- Chemicals used for cleaning do more harm than mess: “…most asthma and allergy experts now maintain that exposure to common triggers can’t actually cause these ailments, as was once believed. Guess what can, though: very clean homes. Researchers at the Curtin University of Technology in Australia found that children exposed to fumes from home-cleaning products, among other chemicals, were up to four times more likely to develop asthma, even when exposure remained within what are currently regarded as safe levels.Another risk factor, oddly enough, is an unusually low level of allergens in the home. According to research reported in the British medical journal Thorax, children who aren’t sufficiently exposed to allergens when they’re very young are more likely to develop reactions when later exposed to normal levels.”
- Shuffling songs is better than categorizing: “you may want to think about the fact that after Apple brought out the iPod, the ideal device for neatly categorizing thousands of songs, it discovered to virtually everyone’s surprise that the most popular feature was the “shuffle” capability, which plays tunes in random order.”
- Advantage of keeping the "junk": “Almost anyone over age forty has had the experience of realizing with a pang that their childhood collections of baseball cards or comic books or Barbie dolls **would be worth a fortune today**, never mind their sentimental value.”
- On deciding what to keep: Frequency of use alone is a bad signal to decide what to keep and what to throw in the trash. Would you get rid of a gold watch because you don’t wear it too often? Take into account the potential value and replaceability of the item as well.”

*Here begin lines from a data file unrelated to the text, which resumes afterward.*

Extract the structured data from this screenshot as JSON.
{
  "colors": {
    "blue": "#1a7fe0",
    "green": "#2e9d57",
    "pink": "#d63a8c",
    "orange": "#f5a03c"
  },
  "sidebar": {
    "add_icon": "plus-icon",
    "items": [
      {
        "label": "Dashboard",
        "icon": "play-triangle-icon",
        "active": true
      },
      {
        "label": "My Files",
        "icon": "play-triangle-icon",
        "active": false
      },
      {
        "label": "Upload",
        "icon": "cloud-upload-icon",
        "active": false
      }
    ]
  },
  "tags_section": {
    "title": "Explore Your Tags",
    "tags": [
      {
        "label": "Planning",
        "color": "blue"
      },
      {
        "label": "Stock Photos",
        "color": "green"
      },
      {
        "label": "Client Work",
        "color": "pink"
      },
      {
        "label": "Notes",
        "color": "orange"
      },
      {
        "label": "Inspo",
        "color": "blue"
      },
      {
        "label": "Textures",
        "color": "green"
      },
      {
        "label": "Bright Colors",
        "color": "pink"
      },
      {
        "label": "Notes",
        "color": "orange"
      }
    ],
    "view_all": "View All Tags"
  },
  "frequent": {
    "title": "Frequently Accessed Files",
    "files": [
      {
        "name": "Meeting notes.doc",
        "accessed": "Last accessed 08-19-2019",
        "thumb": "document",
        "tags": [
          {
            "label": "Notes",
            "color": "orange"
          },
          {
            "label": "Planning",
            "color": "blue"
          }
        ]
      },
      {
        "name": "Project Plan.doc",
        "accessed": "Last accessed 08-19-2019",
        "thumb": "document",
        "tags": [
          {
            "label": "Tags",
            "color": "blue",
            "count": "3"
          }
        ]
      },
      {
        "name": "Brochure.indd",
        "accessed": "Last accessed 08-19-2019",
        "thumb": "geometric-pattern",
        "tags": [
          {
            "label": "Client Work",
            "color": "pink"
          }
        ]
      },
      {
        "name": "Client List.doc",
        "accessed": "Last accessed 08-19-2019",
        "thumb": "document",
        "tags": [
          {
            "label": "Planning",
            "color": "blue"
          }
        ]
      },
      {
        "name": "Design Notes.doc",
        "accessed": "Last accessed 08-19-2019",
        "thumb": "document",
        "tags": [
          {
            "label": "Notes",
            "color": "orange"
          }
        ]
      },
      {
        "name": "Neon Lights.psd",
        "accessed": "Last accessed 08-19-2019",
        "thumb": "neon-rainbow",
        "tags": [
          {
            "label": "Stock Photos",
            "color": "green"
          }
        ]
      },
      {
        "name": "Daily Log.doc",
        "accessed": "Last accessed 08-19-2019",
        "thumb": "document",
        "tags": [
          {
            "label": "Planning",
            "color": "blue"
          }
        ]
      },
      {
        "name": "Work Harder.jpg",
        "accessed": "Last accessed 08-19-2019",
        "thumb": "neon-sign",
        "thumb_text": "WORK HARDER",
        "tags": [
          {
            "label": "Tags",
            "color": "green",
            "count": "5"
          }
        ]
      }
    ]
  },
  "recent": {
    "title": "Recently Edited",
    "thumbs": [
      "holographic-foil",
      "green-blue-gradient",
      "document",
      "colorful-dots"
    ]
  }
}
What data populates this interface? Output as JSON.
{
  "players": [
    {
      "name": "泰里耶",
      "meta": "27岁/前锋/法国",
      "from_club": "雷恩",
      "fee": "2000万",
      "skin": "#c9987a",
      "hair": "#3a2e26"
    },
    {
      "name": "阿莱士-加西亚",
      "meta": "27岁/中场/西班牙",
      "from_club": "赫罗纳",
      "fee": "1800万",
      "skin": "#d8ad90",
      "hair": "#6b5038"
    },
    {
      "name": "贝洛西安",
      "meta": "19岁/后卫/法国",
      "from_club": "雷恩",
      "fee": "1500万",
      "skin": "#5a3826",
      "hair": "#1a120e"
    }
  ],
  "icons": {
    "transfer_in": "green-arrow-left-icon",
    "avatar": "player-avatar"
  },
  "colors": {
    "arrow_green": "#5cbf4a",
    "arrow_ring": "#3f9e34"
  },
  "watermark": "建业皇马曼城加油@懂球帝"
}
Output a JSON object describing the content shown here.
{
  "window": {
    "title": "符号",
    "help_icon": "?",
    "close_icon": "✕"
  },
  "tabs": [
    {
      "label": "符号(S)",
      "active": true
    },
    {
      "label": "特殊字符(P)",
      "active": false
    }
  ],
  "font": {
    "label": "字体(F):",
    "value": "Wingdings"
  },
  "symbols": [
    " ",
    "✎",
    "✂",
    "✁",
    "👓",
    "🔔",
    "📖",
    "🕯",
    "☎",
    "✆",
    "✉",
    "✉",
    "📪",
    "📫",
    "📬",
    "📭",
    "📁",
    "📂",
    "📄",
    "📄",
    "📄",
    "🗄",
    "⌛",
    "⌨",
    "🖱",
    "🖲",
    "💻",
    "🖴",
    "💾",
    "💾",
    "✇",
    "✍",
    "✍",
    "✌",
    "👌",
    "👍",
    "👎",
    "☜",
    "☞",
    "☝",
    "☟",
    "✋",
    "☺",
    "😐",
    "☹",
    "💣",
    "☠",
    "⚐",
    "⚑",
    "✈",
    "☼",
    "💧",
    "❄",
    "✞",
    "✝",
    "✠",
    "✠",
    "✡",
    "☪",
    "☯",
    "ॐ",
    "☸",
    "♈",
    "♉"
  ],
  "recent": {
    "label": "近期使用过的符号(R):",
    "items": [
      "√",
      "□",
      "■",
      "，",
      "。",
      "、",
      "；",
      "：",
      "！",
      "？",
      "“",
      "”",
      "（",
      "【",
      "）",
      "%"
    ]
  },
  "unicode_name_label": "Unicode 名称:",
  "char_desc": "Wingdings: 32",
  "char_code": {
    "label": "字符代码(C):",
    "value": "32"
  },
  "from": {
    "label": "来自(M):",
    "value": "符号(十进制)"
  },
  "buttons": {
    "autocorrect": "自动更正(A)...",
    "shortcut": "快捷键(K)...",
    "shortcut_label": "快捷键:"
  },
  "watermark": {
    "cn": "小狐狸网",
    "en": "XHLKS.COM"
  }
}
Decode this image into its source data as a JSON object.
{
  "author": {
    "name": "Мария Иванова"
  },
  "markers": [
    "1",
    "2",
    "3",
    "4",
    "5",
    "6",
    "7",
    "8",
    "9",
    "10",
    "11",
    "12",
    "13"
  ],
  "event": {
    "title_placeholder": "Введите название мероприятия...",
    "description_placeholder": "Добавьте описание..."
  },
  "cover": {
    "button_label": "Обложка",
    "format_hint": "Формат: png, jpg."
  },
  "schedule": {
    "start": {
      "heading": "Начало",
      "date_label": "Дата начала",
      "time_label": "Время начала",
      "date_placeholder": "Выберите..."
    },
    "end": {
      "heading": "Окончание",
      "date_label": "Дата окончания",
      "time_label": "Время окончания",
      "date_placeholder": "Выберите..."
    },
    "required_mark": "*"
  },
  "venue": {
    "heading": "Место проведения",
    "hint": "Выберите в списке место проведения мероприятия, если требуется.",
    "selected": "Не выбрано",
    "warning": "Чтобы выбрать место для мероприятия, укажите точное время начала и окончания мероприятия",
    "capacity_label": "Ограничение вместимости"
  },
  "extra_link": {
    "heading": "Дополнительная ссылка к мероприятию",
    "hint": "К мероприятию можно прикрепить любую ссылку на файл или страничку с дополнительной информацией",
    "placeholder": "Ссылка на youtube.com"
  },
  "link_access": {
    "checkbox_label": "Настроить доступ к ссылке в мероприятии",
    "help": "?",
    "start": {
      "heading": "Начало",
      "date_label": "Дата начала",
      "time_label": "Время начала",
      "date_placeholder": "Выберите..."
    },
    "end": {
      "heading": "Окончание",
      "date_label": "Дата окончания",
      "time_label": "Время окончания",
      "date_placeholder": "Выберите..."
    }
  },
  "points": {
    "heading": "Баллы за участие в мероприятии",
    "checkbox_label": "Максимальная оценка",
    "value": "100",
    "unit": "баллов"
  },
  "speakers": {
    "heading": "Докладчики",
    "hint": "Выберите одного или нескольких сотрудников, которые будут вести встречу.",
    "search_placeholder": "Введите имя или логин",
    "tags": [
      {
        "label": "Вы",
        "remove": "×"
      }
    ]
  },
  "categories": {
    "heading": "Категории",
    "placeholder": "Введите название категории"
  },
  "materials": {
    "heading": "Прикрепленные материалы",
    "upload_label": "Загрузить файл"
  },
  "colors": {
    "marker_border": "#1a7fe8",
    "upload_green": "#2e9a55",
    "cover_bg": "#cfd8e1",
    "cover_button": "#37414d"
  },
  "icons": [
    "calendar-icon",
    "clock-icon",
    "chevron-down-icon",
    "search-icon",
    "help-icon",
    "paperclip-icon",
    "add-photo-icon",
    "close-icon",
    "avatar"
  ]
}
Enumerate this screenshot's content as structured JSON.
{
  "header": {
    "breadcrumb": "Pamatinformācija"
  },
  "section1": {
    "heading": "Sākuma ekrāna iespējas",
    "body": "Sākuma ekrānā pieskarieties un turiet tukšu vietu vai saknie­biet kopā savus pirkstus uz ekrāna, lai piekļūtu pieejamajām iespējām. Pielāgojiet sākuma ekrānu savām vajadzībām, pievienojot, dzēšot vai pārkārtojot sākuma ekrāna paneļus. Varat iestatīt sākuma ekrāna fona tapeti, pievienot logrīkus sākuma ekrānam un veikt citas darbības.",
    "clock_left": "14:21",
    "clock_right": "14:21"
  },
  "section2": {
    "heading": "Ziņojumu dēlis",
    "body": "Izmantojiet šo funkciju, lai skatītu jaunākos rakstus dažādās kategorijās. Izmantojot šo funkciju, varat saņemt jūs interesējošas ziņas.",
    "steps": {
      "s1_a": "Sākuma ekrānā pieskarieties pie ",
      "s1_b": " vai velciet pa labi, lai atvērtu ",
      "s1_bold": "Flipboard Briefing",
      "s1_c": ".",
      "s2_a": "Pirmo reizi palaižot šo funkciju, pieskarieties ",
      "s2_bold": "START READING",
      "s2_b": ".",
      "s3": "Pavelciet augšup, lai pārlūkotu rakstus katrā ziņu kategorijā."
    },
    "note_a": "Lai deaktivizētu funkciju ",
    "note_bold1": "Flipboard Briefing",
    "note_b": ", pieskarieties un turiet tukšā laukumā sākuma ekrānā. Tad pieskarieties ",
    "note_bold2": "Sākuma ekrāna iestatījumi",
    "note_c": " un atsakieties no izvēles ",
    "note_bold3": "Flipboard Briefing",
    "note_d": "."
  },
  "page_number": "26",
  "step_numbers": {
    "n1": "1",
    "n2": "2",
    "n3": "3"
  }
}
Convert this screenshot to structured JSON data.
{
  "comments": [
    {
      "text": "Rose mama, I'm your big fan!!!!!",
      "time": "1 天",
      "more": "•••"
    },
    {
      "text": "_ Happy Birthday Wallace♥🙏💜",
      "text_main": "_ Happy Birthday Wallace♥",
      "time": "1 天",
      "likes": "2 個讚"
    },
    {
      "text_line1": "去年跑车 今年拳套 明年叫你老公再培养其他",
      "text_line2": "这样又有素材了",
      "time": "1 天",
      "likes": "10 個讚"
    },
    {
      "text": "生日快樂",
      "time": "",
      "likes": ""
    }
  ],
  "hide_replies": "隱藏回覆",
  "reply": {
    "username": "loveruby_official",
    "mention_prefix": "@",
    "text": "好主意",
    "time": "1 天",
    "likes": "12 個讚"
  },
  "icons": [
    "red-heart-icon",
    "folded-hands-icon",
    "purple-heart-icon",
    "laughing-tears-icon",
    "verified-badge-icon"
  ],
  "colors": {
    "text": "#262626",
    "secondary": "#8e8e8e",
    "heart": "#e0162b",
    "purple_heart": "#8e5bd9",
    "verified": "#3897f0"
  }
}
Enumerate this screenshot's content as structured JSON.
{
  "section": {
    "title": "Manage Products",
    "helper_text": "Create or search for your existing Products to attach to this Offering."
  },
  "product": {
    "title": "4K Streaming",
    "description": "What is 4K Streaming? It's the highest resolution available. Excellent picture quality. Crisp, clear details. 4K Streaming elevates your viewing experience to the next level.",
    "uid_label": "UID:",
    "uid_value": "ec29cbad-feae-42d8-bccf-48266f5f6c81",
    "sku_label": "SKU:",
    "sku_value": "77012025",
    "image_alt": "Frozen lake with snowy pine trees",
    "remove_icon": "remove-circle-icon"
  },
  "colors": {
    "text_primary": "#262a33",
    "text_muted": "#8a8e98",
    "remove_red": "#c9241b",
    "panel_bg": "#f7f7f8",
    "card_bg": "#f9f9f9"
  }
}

- Contracts need to be messier: “Organizations frequently turn to consulting firms for major computer projects, enlisting long contracts that spell out in great detail exactly what is supposed to be delivered at the end of the project. That simply forces the consulting firm to drive single-mindedly toward those specifications, without necessarily having much regard for how users will appreciate the results when it’s all over. Some firms are starting to offer an “optional scope” contract that is actually a conglomeration of flexible minicontracts, each one of which covers the work for a few months or other limited period of time.
Improvisation and randomization
- Improvisation requires order: “To do it (for waiters to improvise during service), he realized, the waiters would need to be able to rely on a highly ordered, highly predictable system of preparing and delivering food, leaving them free to improvise with customers on everything else. And that notion of a measure of randomness supported by a layer of order is the final pillar of the group’s philosophy.”
- The upside of randomization: “…it adds an element of “relevant surprise,” in that a Web site that prominently incorporates a random word will probably address a topic that strays from the focus you had in mind—but will still have some relevance to you, because it also prominently incorporates your search term.”
- In the 18th century improvisation was part of classical music: "If you’re wondering how Bach managed to reconcile improvisation with the highly ordered, intricate, precise domain of baroque music, consider that in the eighteenth century improvisation was regarded as an integral component of serious music."
- Today’s novels has randomization built in: “Today it’s more the rule than the exception for the narrative of novels to jump around in time and space and between different points of view, to lay out a character’s confused thoughts in a form that is itself confusing, and to generally sprinkle in a measure of randomness and convolution.”
- Experimentation with randomness for paintings: “Vermeer and Rembrandt, who by the mid-seventeenth century were already experimenting with crowded, random-looking placements of figures and objects.”